He continued: "Those interested in holding cryptoassets also face a significant risk of fraud given the number of fraudulent digital tokens out there. While it is understandable that many people have seen headlines showcasing the rise of cryptocurrency and decided that they do not want to miss out, this is not a good investment strategy.

"Investing is not about making quick returns, but about getting rich slowly and crafting an investment strategy which takes into account how much you can realistically set aside each month to invest, your capacity for loss and appetite to risk given your investment objectives."

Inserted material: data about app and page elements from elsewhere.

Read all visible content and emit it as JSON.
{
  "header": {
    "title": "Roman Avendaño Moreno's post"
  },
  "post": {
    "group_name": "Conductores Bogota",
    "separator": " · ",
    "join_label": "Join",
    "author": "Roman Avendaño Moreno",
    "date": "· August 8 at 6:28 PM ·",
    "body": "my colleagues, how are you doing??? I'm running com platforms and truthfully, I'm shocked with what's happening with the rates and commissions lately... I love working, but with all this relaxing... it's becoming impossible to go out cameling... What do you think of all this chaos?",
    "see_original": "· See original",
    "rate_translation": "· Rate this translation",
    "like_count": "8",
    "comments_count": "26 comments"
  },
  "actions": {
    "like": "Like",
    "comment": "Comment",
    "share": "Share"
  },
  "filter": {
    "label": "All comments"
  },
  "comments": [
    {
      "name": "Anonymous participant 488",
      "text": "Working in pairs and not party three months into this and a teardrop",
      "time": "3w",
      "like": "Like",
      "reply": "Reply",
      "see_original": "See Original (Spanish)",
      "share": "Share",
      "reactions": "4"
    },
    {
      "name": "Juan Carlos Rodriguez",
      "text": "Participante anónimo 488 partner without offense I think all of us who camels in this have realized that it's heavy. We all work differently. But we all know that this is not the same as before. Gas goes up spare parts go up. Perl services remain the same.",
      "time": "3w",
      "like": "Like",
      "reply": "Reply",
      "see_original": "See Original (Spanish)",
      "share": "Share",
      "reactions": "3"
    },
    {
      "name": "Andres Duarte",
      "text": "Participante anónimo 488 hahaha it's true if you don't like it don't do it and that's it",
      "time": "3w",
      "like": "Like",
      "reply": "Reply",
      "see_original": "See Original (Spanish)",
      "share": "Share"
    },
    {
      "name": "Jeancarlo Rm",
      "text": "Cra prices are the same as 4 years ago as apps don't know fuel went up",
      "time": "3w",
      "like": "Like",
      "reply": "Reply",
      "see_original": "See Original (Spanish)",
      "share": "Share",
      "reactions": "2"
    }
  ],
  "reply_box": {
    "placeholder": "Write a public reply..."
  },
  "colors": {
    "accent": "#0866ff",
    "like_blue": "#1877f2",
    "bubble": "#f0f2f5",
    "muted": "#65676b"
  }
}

Stedford said: "For instance, if you are aiming to build up enough money for a deposit on a house in the near term, you may want to reduce the amount of risk you take on. Diversified, multi-asset portfolios will better guard you against violent swings in asset prices and ensure your long-term objectives are achievable. Something cryptoassets are currently ill-equipped to provide."

But Susannah Streeter, head of money and markets at Hargreaves Lansdown, questioned whether the FCA's rules will satisfy some MPs, who advocated for crypto to be regulated like gambling.

"These rules will not go as far, but at least now the FCA has run on the pitch with a whistle and the threat of a serious red card if firms do not meet requirements," she said.